Saturday October 2nd, 1999 at The Bottleneck in Lawrence, KS
Don Caballero, Proudentall, & The String and Return

Don Caballero Don Caballero Proudentall The String & Return [more]

It doesn't rain all that much in Kansas, unless of course it's night and I'm heading over to Lawrence. Another rainy night puts me in the Taurus traveling down K-10 on the way to Lawrence for a show with an early (9:45) start time. $7 seemed a little steep but I heard that Don Caballero cost the club a few big ones in guarantee money so that explains the extra couple dollars tacked onto the ticket price - call it the wank tax.

Euphone cancelled at the last minute making room for Kansas City's The String and Return on the bill. Their music is lush, shoe-gazing indie rock with high delicate vocals. The band is a five piece with two guitars (Jaguar & Les Paul) that complement each other well. I had seen them before and commented on the way their songs highlight the excellent drumming, but tonight I was more focused on the ability of their lead guitarist. He displays an incredible skill to sculpt sounds (with only a minimum of effect pedals) that transport you into their slow and dreamy world (think Mogwai meets Pedro the Lion). In the closer, he played a searing guitar line that, although was a bit predictable, grew and swelled until it erupted in a explosion of controlled noise. Divine!

Because of The String and Return's long opening set, Proudentall were already facing a short set. Even shorter after equipment failures during Proudentall's lengthy set up. Throughout the band's existence they have toyed with different line-ups although recently they have been playing as a three piece adding Breeze on violin and Mike Walker on trombone for the first few songs in the set. Although it was hard to hear over Matt Dunehoo's guitar stack, it sounded like the band may have changed the violin parts from the last time I saw them, making them work better with the other instruments.

The band's set included a number of new songs which they plan to record next week with Ed Rose, and although the new material varies from climbing, drawn out rock numbers to short bursts of noisy energy the band is best when they keep their rhythmic songs to under three minutes with only minimal repetition. Although vocals are kept sparse, Dunehoo has created refrains and choruses for guitar using shifting and growing chord progressions that tell the story of the songs.

Around a hundred folks had found their way to the front of the club to watch Don Caballero set up their ample gear. I was expecting a four piece but only three came, That second guitar role had been changing around a lot lately anyway. When remaining guitarist Ian Williams and new bassist M Eric Topolsky [both of which also play in Storm & Stress] finished, they kicked a pedal, recorded a few plucked notes, and left the stage forcing a monotonous and repetitive four note pattern on the audience for fifteen minutes.

When the band returned they continued to punish the audience with their complicated musical (and non-musical) vision. And although drummer Damon Che complained several times that he was unable to hear himself [it was the first time I've ever heard a drummer ask for more of himself in the monitors], they were incredibly tight. Williams would often play a quick riff, record it on his pedal, then play an entirely different guitar part around the initial repeating riff - two guitars for the price of one! Their songs twisted and turned and returned, often without any reason - mathrock has order, this was chaos!

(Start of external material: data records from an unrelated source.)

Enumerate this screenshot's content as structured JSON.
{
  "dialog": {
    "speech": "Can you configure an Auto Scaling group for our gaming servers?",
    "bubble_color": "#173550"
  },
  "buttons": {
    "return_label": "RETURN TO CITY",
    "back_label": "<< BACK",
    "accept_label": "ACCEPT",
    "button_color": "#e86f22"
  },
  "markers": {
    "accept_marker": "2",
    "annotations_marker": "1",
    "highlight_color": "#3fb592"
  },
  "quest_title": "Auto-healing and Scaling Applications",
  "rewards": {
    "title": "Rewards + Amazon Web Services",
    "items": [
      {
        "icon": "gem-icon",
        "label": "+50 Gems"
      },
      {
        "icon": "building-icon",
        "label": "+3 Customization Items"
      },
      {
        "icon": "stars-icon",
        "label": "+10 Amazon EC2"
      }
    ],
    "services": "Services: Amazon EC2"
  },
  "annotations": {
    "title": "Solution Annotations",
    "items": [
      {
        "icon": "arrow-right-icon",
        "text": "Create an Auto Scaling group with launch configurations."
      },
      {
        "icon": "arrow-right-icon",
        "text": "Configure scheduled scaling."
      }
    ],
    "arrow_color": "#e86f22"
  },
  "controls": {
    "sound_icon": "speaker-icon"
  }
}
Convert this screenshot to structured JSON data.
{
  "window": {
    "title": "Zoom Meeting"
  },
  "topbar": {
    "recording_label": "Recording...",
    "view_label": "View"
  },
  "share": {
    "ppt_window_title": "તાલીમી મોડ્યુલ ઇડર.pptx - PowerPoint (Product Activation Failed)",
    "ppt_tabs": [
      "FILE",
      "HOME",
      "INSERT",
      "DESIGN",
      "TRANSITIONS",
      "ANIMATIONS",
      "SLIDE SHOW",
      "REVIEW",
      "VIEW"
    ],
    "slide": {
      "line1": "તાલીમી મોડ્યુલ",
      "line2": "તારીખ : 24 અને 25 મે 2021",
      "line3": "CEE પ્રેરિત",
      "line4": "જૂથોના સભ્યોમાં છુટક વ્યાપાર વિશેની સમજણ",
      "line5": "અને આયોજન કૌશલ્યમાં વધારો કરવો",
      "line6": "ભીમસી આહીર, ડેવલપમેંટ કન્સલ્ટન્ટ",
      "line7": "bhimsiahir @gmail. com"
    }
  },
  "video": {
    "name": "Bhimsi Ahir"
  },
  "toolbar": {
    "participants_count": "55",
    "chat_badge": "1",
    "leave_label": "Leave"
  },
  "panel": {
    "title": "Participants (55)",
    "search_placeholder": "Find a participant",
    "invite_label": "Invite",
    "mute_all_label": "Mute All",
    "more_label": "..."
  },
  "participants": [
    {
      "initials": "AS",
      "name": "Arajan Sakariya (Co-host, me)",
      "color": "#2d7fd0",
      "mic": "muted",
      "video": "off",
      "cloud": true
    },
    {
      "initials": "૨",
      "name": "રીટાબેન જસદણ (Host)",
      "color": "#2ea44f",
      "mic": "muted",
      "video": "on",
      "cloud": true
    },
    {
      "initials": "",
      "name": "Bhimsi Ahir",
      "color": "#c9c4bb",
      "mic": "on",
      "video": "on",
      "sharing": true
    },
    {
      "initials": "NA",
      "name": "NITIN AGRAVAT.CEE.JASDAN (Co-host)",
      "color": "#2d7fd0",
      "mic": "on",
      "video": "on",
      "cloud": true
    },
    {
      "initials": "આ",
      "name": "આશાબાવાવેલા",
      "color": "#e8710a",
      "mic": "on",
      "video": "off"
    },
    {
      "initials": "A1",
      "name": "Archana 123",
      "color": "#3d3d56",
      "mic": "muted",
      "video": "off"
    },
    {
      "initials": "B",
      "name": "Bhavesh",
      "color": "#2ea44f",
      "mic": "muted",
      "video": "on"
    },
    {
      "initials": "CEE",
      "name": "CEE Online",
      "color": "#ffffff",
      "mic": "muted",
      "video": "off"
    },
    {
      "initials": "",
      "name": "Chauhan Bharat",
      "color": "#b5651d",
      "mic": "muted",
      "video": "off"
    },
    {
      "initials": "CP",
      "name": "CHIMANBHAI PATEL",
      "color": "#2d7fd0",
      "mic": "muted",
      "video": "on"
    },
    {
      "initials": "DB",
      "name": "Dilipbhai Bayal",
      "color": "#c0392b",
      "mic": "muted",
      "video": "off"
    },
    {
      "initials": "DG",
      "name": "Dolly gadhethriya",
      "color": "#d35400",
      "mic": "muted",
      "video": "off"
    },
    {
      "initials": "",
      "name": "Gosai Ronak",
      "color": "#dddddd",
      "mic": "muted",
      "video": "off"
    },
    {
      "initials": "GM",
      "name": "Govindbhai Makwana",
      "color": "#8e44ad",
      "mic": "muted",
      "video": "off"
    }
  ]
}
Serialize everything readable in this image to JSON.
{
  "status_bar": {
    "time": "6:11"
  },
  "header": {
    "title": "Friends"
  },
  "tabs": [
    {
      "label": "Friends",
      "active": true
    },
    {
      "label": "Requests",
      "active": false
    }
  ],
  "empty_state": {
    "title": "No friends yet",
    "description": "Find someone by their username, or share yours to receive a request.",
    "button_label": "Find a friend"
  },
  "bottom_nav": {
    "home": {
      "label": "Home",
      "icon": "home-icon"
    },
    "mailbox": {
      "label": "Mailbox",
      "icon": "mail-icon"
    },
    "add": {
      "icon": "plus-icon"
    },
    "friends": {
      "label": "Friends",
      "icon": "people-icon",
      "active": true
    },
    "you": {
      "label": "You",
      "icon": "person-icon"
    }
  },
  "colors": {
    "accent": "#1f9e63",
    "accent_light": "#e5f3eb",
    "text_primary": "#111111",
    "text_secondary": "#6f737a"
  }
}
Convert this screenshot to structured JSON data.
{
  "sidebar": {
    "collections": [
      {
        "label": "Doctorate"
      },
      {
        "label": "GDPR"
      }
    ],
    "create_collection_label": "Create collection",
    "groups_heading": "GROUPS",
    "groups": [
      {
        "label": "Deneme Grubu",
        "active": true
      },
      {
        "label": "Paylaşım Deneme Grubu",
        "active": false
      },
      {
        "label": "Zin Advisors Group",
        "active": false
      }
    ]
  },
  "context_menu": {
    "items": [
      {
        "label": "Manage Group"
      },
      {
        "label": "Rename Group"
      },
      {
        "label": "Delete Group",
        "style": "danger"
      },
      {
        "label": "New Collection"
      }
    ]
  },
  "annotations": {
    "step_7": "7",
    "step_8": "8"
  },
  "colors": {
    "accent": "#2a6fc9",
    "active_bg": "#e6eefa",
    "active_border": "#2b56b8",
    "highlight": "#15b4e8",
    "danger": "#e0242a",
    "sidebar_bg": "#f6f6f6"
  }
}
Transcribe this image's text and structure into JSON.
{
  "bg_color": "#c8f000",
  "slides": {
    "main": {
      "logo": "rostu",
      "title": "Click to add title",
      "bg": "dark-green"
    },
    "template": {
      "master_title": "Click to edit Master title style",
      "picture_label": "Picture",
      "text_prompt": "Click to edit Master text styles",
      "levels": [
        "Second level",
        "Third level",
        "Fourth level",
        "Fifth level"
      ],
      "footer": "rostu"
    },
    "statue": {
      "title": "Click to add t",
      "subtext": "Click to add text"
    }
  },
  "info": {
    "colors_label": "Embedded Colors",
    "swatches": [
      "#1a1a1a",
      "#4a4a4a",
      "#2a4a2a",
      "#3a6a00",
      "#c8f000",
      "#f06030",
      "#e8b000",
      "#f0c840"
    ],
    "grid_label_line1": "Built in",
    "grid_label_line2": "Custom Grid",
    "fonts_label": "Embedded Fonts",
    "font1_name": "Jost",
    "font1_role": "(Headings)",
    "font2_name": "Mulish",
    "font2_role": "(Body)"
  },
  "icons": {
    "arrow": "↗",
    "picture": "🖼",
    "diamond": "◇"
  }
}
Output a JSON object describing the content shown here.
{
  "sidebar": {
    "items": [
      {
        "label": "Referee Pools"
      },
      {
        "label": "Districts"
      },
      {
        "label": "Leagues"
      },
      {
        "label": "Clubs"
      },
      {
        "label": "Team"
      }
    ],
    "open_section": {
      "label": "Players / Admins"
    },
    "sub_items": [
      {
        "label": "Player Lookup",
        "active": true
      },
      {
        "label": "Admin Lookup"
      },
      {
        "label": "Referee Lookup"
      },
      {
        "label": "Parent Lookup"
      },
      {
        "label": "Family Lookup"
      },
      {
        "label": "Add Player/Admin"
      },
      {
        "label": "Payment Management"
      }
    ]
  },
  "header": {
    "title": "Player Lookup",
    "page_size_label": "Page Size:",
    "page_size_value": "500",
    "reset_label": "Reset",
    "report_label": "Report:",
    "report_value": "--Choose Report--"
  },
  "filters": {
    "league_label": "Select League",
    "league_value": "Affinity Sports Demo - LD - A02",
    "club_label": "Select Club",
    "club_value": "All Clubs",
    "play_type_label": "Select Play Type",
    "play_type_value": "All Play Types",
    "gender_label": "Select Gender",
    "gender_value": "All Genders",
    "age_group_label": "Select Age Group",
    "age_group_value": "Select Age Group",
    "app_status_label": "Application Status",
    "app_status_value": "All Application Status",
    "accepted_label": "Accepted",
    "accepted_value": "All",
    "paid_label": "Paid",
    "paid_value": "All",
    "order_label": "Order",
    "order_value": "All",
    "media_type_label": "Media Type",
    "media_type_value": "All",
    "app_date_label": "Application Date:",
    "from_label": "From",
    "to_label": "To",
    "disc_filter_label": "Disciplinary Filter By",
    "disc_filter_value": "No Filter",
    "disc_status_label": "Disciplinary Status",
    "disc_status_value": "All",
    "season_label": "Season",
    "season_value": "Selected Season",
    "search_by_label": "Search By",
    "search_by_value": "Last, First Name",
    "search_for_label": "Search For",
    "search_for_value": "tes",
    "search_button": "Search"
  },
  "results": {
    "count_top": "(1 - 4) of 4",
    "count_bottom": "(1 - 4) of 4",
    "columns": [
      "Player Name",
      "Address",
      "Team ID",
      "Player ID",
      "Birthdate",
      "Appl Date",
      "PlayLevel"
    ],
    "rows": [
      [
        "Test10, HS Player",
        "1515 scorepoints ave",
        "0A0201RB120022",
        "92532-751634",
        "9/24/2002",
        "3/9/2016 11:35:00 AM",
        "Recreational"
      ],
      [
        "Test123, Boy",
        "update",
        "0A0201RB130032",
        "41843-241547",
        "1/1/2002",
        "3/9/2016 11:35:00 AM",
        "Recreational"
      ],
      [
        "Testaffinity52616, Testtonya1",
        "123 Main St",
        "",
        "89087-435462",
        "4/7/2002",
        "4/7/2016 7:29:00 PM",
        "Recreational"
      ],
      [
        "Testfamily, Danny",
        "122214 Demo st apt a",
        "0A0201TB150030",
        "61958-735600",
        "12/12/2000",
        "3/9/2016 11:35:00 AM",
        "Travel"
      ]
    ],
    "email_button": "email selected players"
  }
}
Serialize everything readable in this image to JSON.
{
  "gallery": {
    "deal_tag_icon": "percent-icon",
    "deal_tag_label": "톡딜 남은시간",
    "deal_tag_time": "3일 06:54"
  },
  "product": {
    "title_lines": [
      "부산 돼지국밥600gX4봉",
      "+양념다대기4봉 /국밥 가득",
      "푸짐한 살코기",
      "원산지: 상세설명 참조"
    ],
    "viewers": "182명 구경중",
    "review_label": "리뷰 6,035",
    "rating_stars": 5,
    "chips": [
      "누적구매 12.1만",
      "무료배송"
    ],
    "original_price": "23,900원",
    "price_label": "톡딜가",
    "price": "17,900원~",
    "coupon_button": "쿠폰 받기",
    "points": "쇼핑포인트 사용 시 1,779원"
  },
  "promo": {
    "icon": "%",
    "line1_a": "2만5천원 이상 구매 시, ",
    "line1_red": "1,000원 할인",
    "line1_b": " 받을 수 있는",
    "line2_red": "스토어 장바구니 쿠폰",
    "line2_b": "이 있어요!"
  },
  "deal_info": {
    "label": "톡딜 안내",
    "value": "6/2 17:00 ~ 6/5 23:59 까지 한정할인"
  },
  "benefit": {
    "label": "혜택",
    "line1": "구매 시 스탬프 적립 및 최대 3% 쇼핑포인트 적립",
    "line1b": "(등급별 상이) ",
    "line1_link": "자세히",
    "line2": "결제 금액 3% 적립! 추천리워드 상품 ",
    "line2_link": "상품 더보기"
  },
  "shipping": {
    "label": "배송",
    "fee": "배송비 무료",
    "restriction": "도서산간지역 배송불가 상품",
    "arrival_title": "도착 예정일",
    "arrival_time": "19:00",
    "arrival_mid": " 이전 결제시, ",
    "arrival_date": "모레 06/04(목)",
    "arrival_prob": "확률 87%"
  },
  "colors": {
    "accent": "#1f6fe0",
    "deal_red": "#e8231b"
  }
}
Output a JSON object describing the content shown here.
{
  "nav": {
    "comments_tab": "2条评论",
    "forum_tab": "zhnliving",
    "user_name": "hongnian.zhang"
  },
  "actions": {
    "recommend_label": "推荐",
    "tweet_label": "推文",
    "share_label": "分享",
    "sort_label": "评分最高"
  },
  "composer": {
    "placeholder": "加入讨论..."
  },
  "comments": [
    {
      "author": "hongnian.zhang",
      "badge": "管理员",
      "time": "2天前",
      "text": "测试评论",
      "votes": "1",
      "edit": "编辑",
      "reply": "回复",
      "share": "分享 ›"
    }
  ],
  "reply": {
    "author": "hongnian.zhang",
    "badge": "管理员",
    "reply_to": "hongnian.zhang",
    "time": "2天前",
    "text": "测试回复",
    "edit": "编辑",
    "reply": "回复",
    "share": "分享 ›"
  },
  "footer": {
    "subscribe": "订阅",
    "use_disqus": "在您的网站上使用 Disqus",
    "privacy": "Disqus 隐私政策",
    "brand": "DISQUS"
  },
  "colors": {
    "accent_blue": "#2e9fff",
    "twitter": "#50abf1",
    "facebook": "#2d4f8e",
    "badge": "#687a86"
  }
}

As I listened to the band I tried desperately to count their rhythms and anticipate the stops and changes but it only gave me a headache. I was not alone in my dismay as Danny Mac (drummer from often intensely complicated The Hillary Step) walked out shaking his head - it was too much for him too and by the end of their set the crowd had thinned to about thirty fans up front witnessing Don Caballero.

As I began to think what I would write in my review of the band's live show, I came to the conclusion that while I certainly appreciated the band for their instrumental mastery, their incredible originality, and their desire to create regardless of audience, it was all too much for me. The song structures of their earlier work have dissolved and we're left with three instruments soloing wildly and only occasionally syncing up for accent before spiraling off into another round of chaotic, but well orchestrated, noise.